• _EXERCISE INSTRUCTIONS_
The whole listing that follows is to be restated word for word, images excluded.

• _SOURCE DATA_

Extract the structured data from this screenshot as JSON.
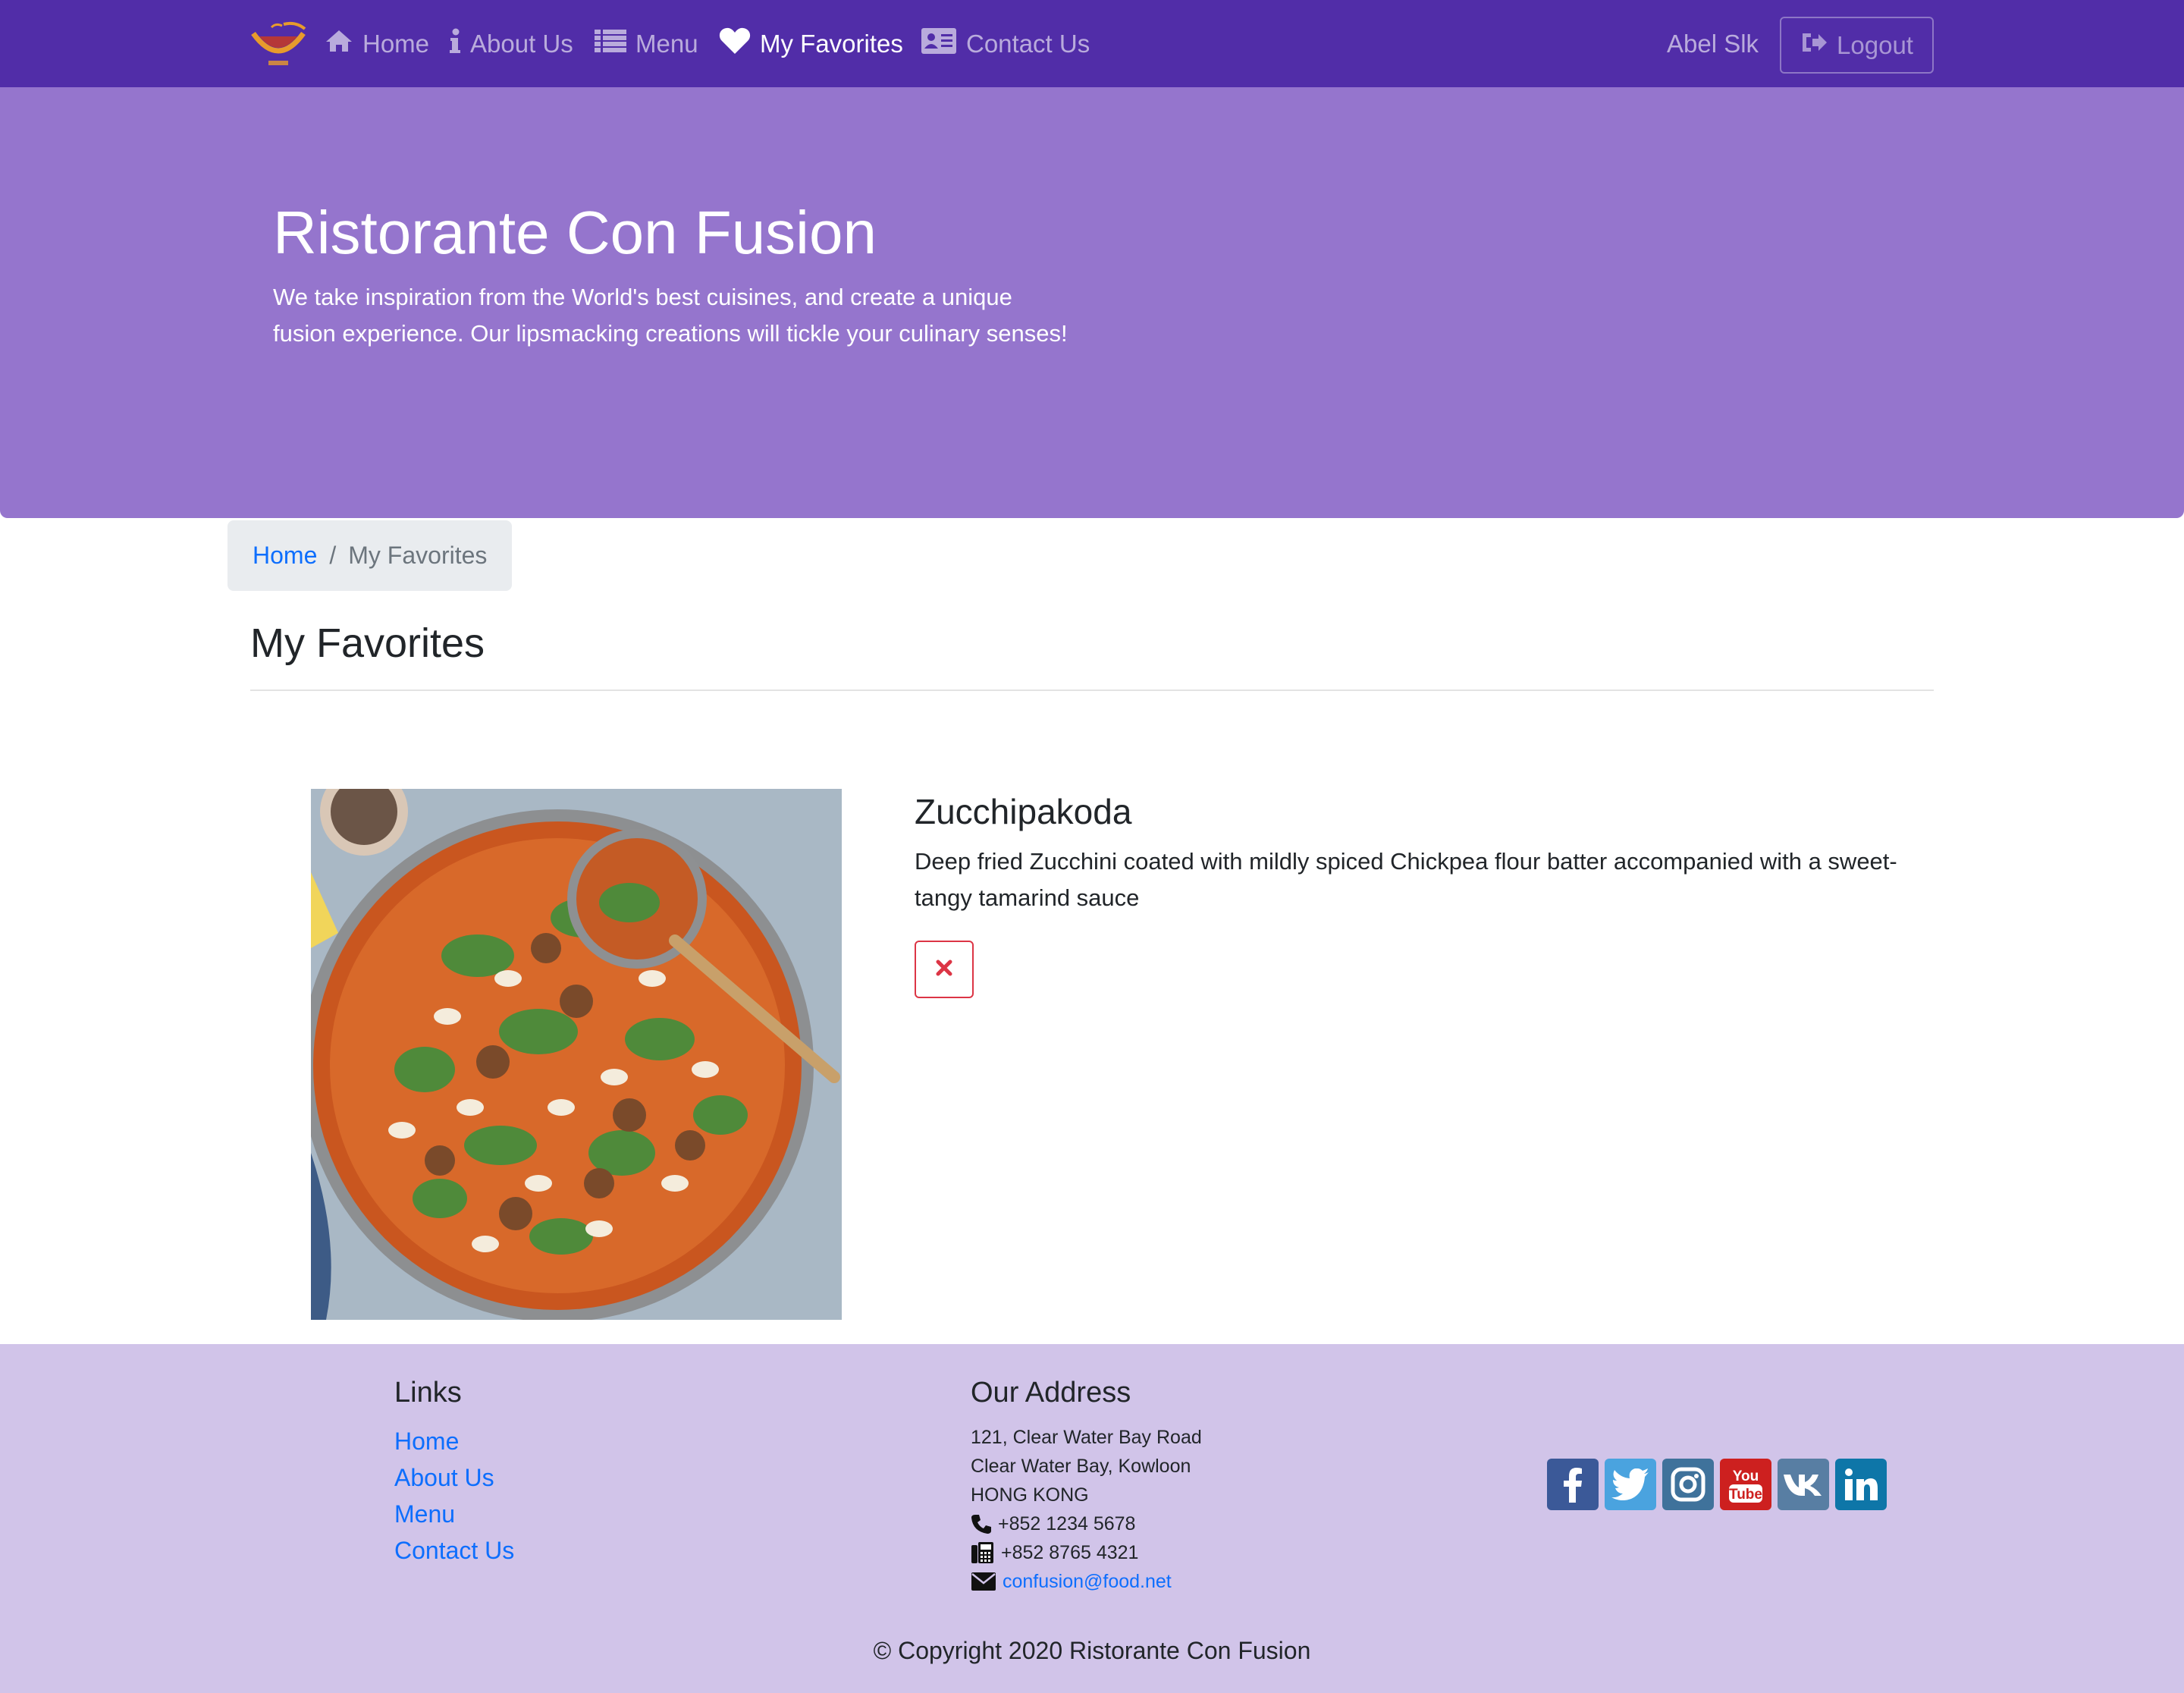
{
  "navbar": {
    "items": [
      {
        "label": "Home",
        "icon": "home-icon"
      },
      {
        "label": "About Us",
        "icon": "info-icon"
      },
      {
        "label": "Menu",
        "icon": "list-icon"
      },
      {
        "label": "My Favorites",
        "icon": "heart-icon",
        "active": true
      },
      {
        "label": "Contact Us",
        "icon": "address-card-icon"
      }
    ],
    "user_name": "Abel Slk",
    "logout_label": "Logout",
    "brand_color": "#512DA8"
  },
  "jumbotron": {
    "title": "Ristorante Con Fusion",
    "text": "We take inspiration from the World's best cuisines, and create a unique fusion experience. Our lipsmacking creations will tickle your culinary senses!",
    "color": "#9575CD"
  },
  "breadcrumb": {
    "home": "Home",
    "separator": "/",
    "current": "My Favorites"
  },
  "page_title": "My Favorites",
  "favorites": [
    {
      "name": "Zucchipakoda",
      "description": "Deep fried Zucchini coated with mildly spiced Chickpea flour batter accompanied with a sweet-tangy tamarind sauce",
      "delete_icon": "times-icon"
    }
  ],
  "footer": {
    "links_heading": "Links",
    "links": [
      "Home",
      "About Us",
      "Menu",
      "Contact Us"
    ],
    "address_heading": "Our Address",
    "address": [
      "121, Clear Water Bay Road",
      "Clear Water Bay, Kowloon",
      "HONG KONG"
    ],
    "phone": "+852 1234 5678",
    "fax": "+852 8765 4321",
    "email": "confusion@food.net",
    "social": [
      "facebook-icon",
      "twitter-icon",
      "instagram-icon",
      "youtube-icon",
      "vk-icon",
      "linkedin-icon"
    ],
    "copyright": "© Copyright 2020 Ristorante Con Fusion",
    "color": "#D1C4E9"
  }
}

• _WRITTEN RESPONSE_
Extract the structured data from this screenshot as JSON.
{
  "navbar": {
    "items": [
      {
        "label": "Home",
        "icon": "home-icon"
      },
      {
        "label": "About Us",
        "icon": "info-icon"
      },
      {
        "label": "Menu",
        "icon": "list-icon"
      },
      {
        "label": "My Favorites",
        "icon": "heart-icon",
        "active": true
      },
      {
        "label": "Contact Us",
        "icon": "address-card-icon"
      }
    ],
    "user_name": "Abel Slk",
    "logout_label": "Logout",
    "brand_color": "#512DA8"
  },
  "jumbotron": {
    "title": "Ristorante Con Fusion",
    "text": "We take inspiration from the World's best cuisines, and create a unique fusion experience. Our lipsmacking creations will tickle your culinary senses!",
    "color": "#9575CD"
  },
  "breadcrumb": {
    "home": "Home",
    "separator": "/",
    "current": "My Favorites"
  },
  "page_title": "My Favorites",
  "favorites": [
    {
      "name": "Zucchipakoda",
      "description": "Deep fried Zucchini coated with mildly spiced Chickpea flour batter accompanied with a sweet-tangy tamarind sauce",
      "delete_icon": "times-icon"
    }
  ],
  "footer": {
    "links_heading": "Links",
    "links": [
      "Home",
      "About Us",
      "Menu",
      "Contact Us"
    ],
    "address_heading": "Our Address",
    "address": [
      "121, Clear Water Bay Road",
      "Clear Water Bay, Kowloon",
      "HONG KONG"
    ],
    "phone": "+852 1234 5678",
    "fax": "+852 8765 4321",
    "email": "confusion@food.net",
    "social": [
      "facebook-icon",
      "twitter-icon",
      "instagram-icon",
      "youtube-icon",
      "vk-icon",
      "linkedin-icon"
    ],
    "copyright": "© Copyright 2020 Ristorante Con Fusion",
    "color": "#D1C4E9"
  }
}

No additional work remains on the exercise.